### Entries from a dataset of interfaces:
□ □ □ □

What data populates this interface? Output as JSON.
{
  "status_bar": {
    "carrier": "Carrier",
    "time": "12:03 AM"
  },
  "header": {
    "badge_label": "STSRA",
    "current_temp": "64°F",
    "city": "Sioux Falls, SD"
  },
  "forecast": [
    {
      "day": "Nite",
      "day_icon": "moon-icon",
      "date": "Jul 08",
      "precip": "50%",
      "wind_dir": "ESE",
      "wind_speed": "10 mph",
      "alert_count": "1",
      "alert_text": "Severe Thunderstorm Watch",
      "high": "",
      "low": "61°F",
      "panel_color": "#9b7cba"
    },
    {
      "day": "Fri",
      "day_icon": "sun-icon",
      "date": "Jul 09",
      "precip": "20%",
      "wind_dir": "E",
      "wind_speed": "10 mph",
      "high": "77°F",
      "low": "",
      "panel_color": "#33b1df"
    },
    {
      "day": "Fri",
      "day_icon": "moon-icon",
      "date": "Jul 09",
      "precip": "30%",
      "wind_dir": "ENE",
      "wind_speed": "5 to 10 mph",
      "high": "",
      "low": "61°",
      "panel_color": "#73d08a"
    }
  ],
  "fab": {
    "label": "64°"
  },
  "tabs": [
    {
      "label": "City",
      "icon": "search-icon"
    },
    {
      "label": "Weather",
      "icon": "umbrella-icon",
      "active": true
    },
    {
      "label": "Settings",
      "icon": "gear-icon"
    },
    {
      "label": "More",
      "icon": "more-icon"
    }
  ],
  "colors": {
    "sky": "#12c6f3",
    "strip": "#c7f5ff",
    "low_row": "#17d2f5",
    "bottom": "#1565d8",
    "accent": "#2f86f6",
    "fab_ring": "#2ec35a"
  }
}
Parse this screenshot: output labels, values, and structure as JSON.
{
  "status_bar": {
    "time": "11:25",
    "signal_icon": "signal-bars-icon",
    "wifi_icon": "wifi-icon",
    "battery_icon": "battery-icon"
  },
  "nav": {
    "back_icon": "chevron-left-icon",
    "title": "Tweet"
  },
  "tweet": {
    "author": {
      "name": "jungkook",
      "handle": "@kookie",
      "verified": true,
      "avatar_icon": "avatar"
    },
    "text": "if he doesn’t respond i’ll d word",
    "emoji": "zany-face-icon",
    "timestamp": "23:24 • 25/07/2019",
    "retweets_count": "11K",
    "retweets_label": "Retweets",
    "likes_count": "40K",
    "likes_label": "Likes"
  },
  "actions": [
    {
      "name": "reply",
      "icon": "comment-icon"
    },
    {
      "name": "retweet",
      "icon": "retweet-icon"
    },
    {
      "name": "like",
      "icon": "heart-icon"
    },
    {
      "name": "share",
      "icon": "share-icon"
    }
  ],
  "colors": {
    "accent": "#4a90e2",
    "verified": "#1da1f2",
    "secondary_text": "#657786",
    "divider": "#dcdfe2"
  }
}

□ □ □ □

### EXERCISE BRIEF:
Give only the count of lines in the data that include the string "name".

### YOUR SOLUTION:
5